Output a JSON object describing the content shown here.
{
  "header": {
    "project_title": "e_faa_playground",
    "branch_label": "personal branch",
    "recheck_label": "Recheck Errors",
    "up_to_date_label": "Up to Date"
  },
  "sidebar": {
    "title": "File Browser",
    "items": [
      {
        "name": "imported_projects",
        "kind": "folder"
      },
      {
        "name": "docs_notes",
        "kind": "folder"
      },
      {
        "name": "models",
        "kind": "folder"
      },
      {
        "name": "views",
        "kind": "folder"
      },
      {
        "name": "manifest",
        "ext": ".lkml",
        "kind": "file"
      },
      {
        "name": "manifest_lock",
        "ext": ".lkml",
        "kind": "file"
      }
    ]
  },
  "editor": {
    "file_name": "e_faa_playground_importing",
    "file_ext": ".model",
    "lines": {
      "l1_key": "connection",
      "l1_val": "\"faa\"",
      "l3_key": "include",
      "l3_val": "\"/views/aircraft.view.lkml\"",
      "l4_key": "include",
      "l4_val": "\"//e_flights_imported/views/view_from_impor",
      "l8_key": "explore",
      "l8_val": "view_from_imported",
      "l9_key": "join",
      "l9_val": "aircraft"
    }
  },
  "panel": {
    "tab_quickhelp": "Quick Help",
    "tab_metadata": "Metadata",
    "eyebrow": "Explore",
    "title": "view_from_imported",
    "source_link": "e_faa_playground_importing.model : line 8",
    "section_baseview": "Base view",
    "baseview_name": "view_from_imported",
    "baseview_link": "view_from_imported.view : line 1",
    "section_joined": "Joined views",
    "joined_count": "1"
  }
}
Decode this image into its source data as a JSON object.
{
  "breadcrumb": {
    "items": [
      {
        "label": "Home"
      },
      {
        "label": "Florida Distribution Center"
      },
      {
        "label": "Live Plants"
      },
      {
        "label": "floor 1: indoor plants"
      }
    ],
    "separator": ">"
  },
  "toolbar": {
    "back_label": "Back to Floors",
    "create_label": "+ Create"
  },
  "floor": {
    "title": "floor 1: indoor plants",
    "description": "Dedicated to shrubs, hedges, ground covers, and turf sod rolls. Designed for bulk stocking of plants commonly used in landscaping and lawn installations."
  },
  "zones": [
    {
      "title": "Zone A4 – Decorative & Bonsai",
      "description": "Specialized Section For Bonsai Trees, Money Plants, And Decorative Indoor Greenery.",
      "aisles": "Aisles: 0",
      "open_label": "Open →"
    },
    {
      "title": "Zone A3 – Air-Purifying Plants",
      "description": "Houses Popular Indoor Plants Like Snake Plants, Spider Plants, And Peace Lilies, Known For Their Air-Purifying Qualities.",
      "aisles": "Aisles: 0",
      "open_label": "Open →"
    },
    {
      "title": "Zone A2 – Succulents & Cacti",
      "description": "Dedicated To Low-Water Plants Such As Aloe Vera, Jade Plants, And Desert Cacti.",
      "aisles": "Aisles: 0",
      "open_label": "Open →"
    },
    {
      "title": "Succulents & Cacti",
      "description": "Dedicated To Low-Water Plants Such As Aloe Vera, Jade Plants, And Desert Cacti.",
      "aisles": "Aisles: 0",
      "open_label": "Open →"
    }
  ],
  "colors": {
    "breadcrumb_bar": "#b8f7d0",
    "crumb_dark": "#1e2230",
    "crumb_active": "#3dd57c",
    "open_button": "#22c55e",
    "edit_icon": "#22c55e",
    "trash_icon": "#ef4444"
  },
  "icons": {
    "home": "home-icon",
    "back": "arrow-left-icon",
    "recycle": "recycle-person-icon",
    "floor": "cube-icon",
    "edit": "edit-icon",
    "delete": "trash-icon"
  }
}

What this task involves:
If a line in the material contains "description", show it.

Exercise result:
    "description": "Dedicated to shrubs, hedges, ground covers, and turf sod rolls. Designed for bulk stocking of plants commonly used in landscaping and lawn installations."
      "description": "Specialized Section For Bonsai Trees, Money Plants, And Decorative Indoor Greenery.",
      "description": "Houses Popular Indoor Plants Like Snake Plants, Spider Plants, And Peace Lilies, Known For Their Air-Purifying Qualities.",
      "description": "Dedicated To Low-Water Plants Such As Aloe Vera, Jade Plants, And Desert Cacti.",
      "description": "Dedicated To Low-Water Plants Such As Aloe Vera, Jade Plants, And Desert Cacti.",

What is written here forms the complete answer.